After the House vote, Ryan called on Senate Democrats, who want a deal on DACA, or Deferred Action for Childhood Arrivals, to act.
"Senate Democrats are treating their men and women in the military as a bargaining chip," Ryan said.
But Senate Democrats aren't the only concern. Republican leaders' efforts to avoid a government shutdown continue to be met with stiff resistance. A senior Democratic aide tells NBC News that they have the votes to block it.
Senate Majority Leader Mitch McConnell sent an email to his 50 Republican members blaming Democrats for being “irresponsible” in their threats to vote against the stopgap bill and urging his colleagues to not join them.
“This is an irresponsible position to take as everything from pay for our military to processing social security checks will be affected. I hope not a single Republican is inclined to join them,” McConnell wrote. “ I know we are all frustrated by the pace of negotiations on spending, but joining Democrats to shut down the government plays right into the Democrats hand. We are strongest when we stick together — that will produce the best spending deal and the best DACA deal — one that has a chance of being enacted into law.”

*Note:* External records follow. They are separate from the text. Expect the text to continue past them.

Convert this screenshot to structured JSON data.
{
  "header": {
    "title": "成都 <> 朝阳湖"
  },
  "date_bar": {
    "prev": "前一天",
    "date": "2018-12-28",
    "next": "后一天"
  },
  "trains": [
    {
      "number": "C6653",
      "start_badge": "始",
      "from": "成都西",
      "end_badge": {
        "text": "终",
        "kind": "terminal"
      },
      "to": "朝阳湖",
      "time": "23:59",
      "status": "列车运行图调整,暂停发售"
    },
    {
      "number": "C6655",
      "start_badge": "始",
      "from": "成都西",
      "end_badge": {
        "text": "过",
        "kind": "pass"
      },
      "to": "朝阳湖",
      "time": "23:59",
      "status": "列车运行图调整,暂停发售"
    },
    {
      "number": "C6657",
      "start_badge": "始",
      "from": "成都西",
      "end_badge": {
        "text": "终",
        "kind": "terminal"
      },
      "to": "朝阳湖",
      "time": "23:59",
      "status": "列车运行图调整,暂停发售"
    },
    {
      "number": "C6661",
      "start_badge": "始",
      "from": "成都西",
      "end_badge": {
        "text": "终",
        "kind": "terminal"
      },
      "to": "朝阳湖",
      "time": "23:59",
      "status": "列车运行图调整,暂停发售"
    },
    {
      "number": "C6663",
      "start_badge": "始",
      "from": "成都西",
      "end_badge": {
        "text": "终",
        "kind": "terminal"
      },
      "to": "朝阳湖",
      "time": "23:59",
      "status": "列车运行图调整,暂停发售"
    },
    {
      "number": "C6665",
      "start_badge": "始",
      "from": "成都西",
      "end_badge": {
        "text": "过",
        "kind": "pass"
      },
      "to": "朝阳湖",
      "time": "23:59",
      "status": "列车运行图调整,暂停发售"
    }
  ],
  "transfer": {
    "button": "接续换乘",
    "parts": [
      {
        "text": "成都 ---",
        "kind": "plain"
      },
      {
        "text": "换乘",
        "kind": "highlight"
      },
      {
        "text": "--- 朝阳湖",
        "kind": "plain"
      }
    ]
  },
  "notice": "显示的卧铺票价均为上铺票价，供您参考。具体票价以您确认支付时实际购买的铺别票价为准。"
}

The email comes as at least six Republicans said they won’t support the temporary spending measure, threatening to derail it in the Senate.
This would be the fourth short-term spending bill since the fiscal year began in October, and some Republicans are pushing for longer-term planning.
Sen. Lindsey Graham, R-S.C., is one of those senators who said he’d oppose the spending measure.
“I think we’re not going to get a (continuing resolution) through the Congress until we have a pathway forward to increase defense spending, deal with immigration, CHIP and everything else.”
CHIP is the health insurance program for low-income children that is extended for six years in this proposed spending measure.
Earlier in the day, President Donald Trump caused confusion over the bill when he tweeted that the CHIP extension should not be included in a short-term measure, throwing the whole effort into doubt. The White House later clarified the president's comments, saying that he supports the continuing resolution being proposed in the House.
Many Democrats have said they want a deal on the fate of undocumented immigrants whose DACA status is due to expire in March before they support another spending bill. Leaders of both parties in the House and the Senate continue to meet to discuss a path forward on the Deferred Action for Childhood Arrivals, or DACA, program, but a deal by Friday seems unlikely.
Sen. Jerry Moran, R-Kan., proposed passing an even shorter stop-gap measure, perhaps just one week, and keep the Senate in session until they reach a deal on DACA and how to move forward on spending.
While rank-and-file members indicated it’s an idea they’d support, McConnell has given no indication he’d entertain the idea.